Oh, yes and do not spend all afternoon in the Club as you have to pick up Gayle from school. No car, please; I want her to get used to public transport, but make sure you take two mackintosh squares for the seats and a flannel drenched in Dettol for the request stop button. That bus starts east of the City Chambers.
P.S. No Fry’s Chocolate cream bars on the bus; we have having pancakes for tea as it’s Shove Tuesday.
“Umm, no peace for the wicked! Well I suppose if I have an early lunch I can go to the school by taxi. And what’s you week like Mrs T.?”
“I have a few wee messages for Mrs Wylie. She wants some things from the chemist’s; I’ll do that later. Mrs Jeffries an’ I’re goin’ tae hae a go at that Bingo tomorrow night. She’s coming to me for her tea first so I thought I’d get some o’ those Kippers Sans Smell from MacFisheries. They come in a sealed pack. Can you believe it?”
“Honestly, Mrs T what will they think of next?”
“Well, Birdseye have thought of a dinner for one, for 3shillngs and 11pence in a three compartment aluminium dish which you just pop in the oven. I’ll get two. What do you fancy roast beef, chicken or hamburger? I’ll get it the next time Mrs W is out in the evening – we treat fur us.”

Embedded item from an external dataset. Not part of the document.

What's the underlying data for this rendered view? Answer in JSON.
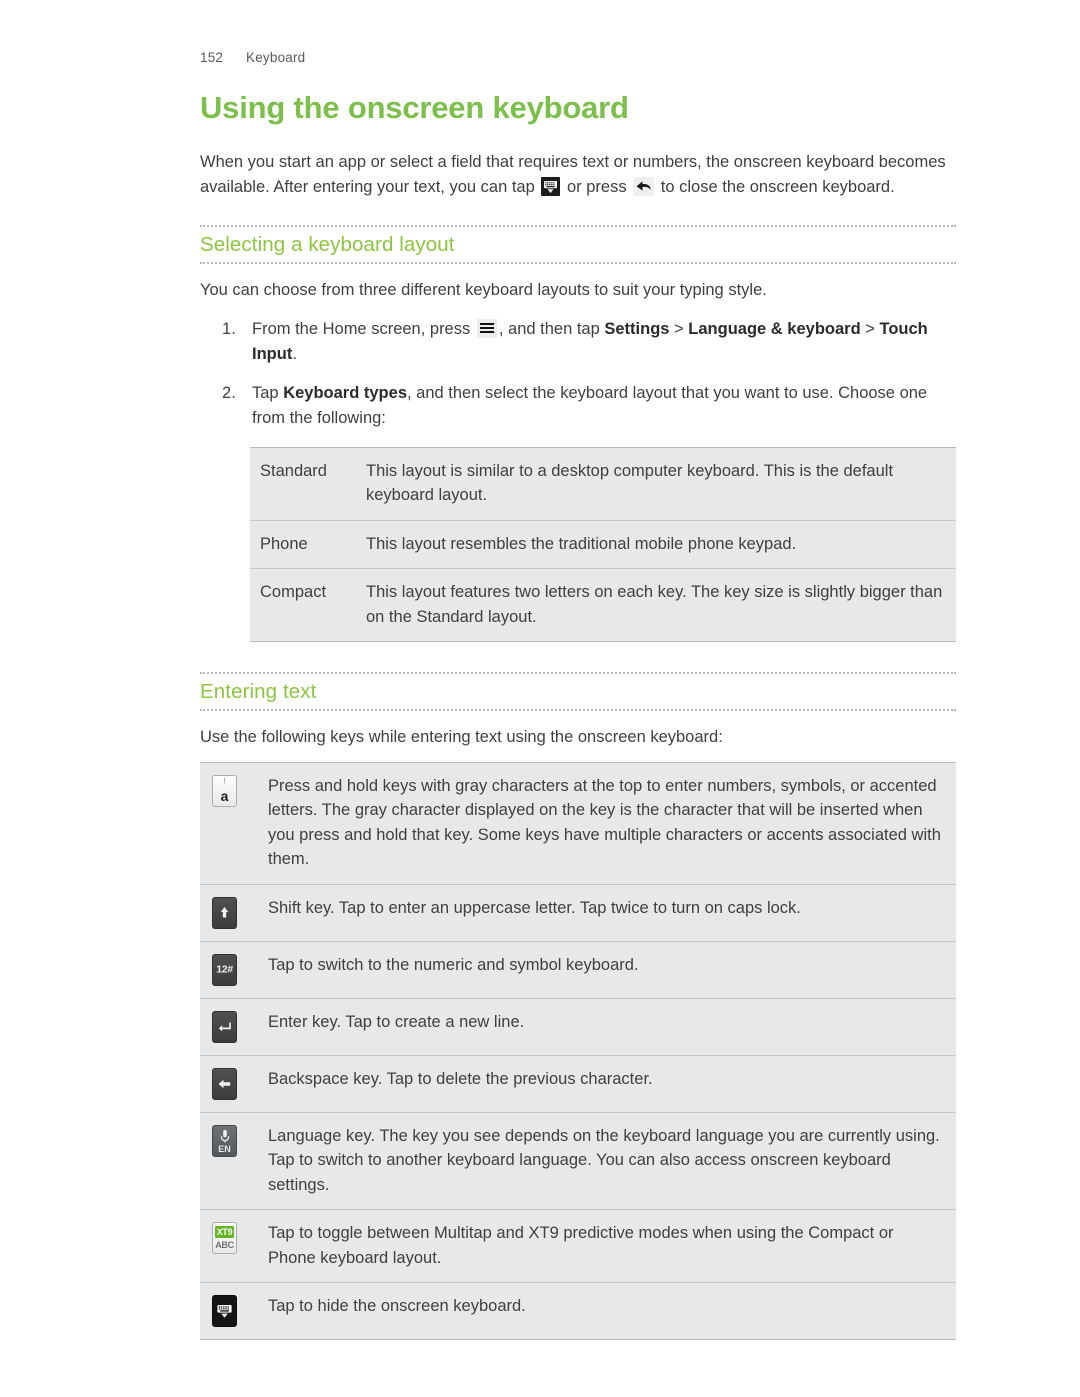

“Roast beef for me please.”
“Tin o’ Winnie Wilts creamed rice for afters, with tinned peaches?”
“Splendid Mrs T we can have it in front of the television and if we keep the windows open, she will never find out.”
“Good, now do you want to take The Herald with you, to read on the bus?”
“Good idea, any interesting headlines?”
“No just the usual – comrades up to no good, South Africa has left the Commonwealth and Miss Agnes Coop aged 62, of 22 Charles Street Edinburgh, a former missionary in the Belgian Congo, has publicly burned Lady Chatterley’s Lover in Edinburgh.”
“Well, she bought a new copy of the novel, took it outside, lifted it from its paper bag with tongs and poured paraffin all over it and applied a match.”
“I find it hard to believe Mrs T that anyone from Edinburgh would waste a match, let alone a few drops of paraffin and a new book.”
“Yes, I thought it was a waste Mr Wylie. At least in Glasgow we’d have set it in the grate for warmth.”
“A moral issue indeed, and if anyone knows about moral superiority it is those who have worked in the Belgian Congo. Well speaking of The Heart of Darkness I had better make tracks for the library and the Club. See you later for pancakes. Will there be lemon curd?